In his free time, he had volunteered as the offensive coordinator at Cottonwood High School--until Monday, when he was relieved of his duties by the Granite School District Superintendent.
The district cited a new donation policy as the reason: the revision says no one who contributes more than $499 annually to a school can also serve as a coach. And another reason: Cottonwood is just one school in the state being audited for the possible misuse of money within athletic departments.
"I think there's a struggle now, that parents are coming in, they're donating to schools, and then they're expecting something in return," Cate said.
He is in it for the right reasons.
He understands the policy is meant to curb favoritism or pay for play incentives, but he said he doesn't have a conflict of interest.
"That's what's strange about the whole thing, which is, there's nothing in it for me," he said. "I don't want a building. I don't even want to talk to you."
But he did speak with KSL about helping football players learn lessons on and off the field. Players like Cooper Bateman, who credits Cate's coaching for helping him to land a scholarship at Alabama.
"Sad to see him leave, but it's a life lesson, really," Bateman said. "Things change, so you have to go with it."
A meeting was held Thursday evening to introduce Cottonwood's new head coach, Greg Croshaw — yet the hot topic was Cate's dismissal.
"He is in it for the right reasons," said Vicki Johnson, Cottonwood High booster club president. "And it's not just about the starter. My son does not start. His grades are tracked just like Cooper Bateman's."

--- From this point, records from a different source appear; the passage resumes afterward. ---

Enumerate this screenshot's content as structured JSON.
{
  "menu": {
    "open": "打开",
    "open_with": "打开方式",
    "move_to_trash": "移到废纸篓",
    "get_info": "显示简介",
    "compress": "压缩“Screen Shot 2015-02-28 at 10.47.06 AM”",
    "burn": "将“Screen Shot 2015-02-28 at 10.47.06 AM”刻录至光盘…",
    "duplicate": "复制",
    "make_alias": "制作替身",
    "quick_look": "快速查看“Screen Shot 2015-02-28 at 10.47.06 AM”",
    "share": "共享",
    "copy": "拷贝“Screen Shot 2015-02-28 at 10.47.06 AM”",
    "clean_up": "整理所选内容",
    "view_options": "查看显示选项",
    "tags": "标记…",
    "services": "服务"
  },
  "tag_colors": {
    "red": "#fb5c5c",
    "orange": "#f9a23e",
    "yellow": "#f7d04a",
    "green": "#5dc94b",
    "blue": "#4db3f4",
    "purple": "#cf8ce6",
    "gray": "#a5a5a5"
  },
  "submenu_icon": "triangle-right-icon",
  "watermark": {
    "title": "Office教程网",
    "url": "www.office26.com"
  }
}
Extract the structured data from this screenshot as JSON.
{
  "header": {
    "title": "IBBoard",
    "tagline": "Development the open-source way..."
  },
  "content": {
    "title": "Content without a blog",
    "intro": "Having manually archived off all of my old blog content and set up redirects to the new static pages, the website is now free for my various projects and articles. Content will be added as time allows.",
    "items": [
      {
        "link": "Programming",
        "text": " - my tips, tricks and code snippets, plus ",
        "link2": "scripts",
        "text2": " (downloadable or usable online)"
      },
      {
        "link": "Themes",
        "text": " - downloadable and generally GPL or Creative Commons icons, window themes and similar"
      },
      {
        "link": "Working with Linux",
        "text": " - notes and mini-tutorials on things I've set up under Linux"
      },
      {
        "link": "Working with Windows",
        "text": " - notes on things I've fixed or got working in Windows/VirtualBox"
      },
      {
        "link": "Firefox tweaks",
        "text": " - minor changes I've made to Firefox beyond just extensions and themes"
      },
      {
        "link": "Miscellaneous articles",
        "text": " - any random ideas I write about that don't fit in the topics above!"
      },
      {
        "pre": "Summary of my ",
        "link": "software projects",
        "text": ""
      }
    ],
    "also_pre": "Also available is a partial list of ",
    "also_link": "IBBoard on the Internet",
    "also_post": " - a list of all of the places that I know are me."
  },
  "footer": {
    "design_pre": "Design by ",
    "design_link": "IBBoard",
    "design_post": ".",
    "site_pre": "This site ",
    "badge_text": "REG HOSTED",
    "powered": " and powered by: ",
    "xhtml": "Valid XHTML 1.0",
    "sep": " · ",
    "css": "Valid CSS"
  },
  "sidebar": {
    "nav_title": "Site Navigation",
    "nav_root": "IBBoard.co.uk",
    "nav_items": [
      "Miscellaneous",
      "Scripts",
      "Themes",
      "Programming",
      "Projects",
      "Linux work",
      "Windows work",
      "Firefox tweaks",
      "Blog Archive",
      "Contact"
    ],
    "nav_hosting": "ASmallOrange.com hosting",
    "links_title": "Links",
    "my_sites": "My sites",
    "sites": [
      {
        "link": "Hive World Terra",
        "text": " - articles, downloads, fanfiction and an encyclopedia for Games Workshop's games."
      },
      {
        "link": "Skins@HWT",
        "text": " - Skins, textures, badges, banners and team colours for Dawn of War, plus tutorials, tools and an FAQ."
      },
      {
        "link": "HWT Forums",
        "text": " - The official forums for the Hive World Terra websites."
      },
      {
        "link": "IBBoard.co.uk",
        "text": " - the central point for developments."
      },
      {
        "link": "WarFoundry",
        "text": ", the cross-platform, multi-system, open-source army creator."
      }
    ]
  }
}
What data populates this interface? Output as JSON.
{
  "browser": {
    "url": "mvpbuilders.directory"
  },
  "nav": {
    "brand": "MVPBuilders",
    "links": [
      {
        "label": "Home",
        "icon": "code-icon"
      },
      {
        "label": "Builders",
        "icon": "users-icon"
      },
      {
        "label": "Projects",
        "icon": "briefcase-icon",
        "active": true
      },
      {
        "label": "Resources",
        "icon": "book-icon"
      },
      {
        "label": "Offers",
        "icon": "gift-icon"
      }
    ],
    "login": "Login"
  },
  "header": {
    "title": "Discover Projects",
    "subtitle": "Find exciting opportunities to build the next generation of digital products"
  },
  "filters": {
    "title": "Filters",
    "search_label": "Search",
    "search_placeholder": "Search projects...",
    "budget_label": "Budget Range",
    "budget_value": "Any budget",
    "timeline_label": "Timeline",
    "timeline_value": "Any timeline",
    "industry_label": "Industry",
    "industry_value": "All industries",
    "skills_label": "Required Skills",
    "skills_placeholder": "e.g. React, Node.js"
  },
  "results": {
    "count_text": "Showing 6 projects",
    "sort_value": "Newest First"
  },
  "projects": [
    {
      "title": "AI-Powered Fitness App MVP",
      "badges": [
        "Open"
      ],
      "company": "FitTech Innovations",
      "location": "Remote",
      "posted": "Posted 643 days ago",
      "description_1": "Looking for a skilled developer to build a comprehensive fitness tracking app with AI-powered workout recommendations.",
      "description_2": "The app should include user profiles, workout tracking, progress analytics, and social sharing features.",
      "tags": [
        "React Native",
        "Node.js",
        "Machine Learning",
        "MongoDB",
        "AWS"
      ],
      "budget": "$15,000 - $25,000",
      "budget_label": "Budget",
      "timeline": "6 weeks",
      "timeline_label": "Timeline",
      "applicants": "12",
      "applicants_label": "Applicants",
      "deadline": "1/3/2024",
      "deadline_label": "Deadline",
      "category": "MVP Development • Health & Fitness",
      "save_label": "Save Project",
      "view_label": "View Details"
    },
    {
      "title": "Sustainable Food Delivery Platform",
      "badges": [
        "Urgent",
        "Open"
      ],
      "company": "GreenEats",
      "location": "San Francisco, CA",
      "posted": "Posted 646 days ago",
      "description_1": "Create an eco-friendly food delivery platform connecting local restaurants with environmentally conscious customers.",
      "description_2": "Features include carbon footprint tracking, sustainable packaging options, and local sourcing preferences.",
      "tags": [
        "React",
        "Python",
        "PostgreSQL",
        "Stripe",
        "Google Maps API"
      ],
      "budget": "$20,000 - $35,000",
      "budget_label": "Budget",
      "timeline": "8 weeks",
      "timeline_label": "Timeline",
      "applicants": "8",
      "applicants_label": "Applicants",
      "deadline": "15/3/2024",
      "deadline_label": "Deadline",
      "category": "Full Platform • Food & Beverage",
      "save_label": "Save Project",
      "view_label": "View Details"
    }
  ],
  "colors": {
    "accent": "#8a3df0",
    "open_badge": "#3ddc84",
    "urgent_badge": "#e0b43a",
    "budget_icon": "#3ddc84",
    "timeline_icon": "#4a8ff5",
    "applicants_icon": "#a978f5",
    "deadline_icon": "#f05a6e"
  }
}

Cate told KSL he was asked to take all his equipment from the Cottonwood facilities, which we're told will be replaced with taxpayer money from the Granite School District.